“Gray forgot nothing.  He took the mallet which he had actually used for smashing in Cosmo’s skull and carried it back to the house.  As he approached and knew that he might be in view of the windows, he put up his umbrella and made his way to the garage yard.  He broke the handle of the mallet and pushed it with the round smooth hammer part into the furnace, feeling certain that they would be completely destroyed in a few minutes.  We owe our knowledge of this part of his action to Mills, whose curiosity took him down to see what had been burnt.  Unfortunately he could not recover the mallet from the flames.  It would have made a nice exhibit.

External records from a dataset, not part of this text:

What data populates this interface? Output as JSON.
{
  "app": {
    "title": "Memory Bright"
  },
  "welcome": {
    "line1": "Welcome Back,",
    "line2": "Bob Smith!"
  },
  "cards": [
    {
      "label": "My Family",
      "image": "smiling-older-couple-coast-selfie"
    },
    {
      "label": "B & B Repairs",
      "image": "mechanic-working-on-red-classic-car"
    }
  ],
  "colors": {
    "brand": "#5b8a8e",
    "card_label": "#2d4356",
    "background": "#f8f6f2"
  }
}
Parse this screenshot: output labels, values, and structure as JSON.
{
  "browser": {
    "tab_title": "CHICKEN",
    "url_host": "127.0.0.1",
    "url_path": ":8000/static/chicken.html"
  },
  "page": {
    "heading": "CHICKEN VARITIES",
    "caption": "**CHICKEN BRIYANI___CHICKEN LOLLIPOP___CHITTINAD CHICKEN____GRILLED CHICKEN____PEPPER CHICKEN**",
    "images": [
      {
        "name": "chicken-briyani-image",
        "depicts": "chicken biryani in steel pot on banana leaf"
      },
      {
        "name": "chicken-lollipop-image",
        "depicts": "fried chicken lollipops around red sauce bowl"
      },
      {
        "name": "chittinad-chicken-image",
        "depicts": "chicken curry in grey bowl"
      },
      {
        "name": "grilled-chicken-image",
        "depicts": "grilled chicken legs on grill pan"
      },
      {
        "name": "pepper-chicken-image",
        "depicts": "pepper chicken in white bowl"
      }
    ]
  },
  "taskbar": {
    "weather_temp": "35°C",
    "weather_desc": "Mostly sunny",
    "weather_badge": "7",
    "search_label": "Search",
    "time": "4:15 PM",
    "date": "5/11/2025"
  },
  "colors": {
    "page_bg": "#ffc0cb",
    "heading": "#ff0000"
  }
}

“Gray returned to his room unheard by Freda and Rudolf, locked the jacket away somewhere, and sat down to await Rudolf’s departure.
“The next part of his plan was daring and clever.  He had to make sure that Rudolf was seen going home across the park.  It occurred to him that there might otherwise be no evidence of Rudolf’s presence in the house that night, for Freda Ducrow was scarcely likely to reveal it, and the Gabriels might not be able to say for certain that he had come.  So he waited, listening for Rudolf to leave Freda Ducrow’s room, then, when he knew that Rudolf was clear of the house, he hurried down and telephoned Dunton with a story about shouts in the park.  Dunton was to keep a look-out, which meant that he would just about be in time to see Rudolf returning to his house.
“Gray had a piece of luck there, for Mrs. Dunton had returned to the lodge that night and she and her husband had a great deal to talk over.  They were still up when Gray telephoned, so that Dunton was in plenty of time to see Rudolf.  Rudolf looked a bit put out and nervous, but that was natural enough in the circumstances.  So Gray was able to go to bed that night feeling very pleased with himself.  The event he had been awaiting for years, the death of Cosmo, had come to pass with no assistance from him, and by a few little touches here and there he had pinned it on one of the three inheritors of Cosmo’s money whose share, in the event of his death, would swell the incomes of himself and Freda Ducrow.  He had the suicide note in case, as a last resort, he needed it.  He must have slept well that night.
“On his way back to his room after telephoning Dunton he met Freda Ducrow, who had heard him go downstairs and thought he was following Rudolf.  She was relieved to hear that it was only some shouting he had heard and that he had telephoned Dunton about it.  He did not mind her seeing him because in any case he was going to be quite open about his call to Dunton.
“No, there was nothing to disturb his sleep.  Not even the fact that he had perhaps helped his oldest friend to kill himself and had planned to get an innocent man hanged for his death.  I told you tonight that there are times when I want to forget this thing called human nature.  Gray has made one of those times for me.  I hope you’re getting all this down, Townsend?  Don’t miss that bit about human nature, will you?  I meant what I said about that.”